= Beginning of Section =
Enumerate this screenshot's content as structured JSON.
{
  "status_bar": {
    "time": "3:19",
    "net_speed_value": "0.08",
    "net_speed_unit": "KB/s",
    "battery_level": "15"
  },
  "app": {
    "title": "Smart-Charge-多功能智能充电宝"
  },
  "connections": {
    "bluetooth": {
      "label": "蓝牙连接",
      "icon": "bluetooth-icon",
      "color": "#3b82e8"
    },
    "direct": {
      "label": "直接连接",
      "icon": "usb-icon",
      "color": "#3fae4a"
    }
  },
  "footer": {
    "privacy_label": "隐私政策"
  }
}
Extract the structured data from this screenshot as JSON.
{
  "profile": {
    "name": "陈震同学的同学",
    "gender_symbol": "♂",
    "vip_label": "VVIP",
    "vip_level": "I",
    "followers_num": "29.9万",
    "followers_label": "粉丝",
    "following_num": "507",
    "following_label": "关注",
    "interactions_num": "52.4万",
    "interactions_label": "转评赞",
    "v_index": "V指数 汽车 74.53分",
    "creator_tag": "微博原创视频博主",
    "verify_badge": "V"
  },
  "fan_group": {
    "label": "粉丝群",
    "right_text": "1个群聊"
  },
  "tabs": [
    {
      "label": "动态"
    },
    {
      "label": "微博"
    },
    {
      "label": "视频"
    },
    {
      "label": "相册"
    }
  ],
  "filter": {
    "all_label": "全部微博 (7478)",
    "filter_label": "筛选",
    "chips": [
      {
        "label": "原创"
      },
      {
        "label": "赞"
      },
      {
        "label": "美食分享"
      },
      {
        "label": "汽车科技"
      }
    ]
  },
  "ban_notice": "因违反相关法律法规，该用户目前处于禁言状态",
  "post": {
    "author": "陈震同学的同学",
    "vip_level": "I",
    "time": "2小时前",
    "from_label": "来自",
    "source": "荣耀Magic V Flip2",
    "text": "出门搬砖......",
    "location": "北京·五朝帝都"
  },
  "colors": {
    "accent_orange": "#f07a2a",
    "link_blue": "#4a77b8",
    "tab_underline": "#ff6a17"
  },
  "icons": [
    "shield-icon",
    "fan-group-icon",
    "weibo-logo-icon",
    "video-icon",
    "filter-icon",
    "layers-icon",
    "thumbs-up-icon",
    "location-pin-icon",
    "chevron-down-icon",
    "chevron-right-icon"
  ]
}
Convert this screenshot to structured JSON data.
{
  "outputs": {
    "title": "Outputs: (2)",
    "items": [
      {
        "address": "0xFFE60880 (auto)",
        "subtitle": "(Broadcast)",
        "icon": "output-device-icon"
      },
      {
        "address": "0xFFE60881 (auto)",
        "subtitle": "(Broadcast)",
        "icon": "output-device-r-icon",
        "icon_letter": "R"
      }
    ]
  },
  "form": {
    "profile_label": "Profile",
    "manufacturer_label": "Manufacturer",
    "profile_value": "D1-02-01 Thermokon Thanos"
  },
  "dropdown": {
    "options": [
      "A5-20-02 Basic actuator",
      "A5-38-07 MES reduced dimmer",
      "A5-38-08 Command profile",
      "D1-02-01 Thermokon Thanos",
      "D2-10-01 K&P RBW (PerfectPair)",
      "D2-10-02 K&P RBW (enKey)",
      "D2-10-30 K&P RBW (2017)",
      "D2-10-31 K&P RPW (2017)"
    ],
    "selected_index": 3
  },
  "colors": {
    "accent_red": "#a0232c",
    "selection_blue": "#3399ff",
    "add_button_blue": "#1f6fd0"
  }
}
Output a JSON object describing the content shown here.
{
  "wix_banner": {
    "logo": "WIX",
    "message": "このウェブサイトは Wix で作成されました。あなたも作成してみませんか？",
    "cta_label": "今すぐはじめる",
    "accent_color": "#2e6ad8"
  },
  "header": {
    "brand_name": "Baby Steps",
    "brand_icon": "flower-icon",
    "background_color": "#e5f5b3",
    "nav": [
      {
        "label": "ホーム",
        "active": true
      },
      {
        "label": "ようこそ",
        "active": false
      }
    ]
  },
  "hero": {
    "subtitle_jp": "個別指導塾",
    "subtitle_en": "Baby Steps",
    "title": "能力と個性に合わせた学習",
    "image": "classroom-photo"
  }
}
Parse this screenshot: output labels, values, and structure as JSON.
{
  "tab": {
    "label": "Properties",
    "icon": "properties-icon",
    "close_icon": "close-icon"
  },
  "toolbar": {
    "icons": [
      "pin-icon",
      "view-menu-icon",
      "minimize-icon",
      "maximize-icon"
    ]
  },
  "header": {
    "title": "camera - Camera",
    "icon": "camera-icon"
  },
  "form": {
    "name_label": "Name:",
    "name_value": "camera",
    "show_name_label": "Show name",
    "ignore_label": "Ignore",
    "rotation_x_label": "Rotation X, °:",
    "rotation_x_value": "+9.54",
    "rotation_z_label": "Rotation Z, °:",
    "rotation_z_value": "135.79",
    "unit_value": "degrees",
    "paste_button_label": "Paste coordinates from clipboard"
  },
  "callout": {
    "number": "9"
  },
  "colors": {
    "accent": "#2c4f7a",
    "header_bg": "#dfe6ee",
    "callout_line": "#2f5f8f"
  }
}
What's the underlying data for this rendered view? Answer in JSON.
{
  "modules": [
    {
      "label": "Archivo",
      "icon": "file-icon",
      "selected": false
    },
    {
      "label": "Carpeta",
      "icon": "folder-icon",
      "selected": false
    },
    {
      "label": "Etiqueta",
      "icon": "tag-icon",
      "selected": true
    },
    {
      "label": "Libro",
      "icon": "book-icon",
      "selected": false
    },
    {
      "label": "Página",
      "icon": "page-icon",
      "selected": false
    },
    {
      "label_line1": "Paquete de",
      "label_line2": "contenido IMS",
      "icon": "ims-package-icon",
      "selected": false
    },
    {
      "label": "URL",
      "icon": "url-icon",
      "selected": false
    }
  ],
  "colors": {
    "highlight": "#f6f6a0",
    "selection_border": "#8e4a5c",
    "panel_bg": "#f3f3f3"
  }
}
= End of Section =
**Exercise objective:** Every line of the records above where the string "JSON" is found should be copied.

**Answer space:**
Enumerate this screenshot's content as structured JSON.
Extract the structured data from this screenshot as JSON.
Convert this screenshot to structured JSON data.
Output a JSON object describing the content shown here.
Parse this screenshot: output labels, values, and structure as JSON.
What's the underlying data for this rendered view? Answer in JSON.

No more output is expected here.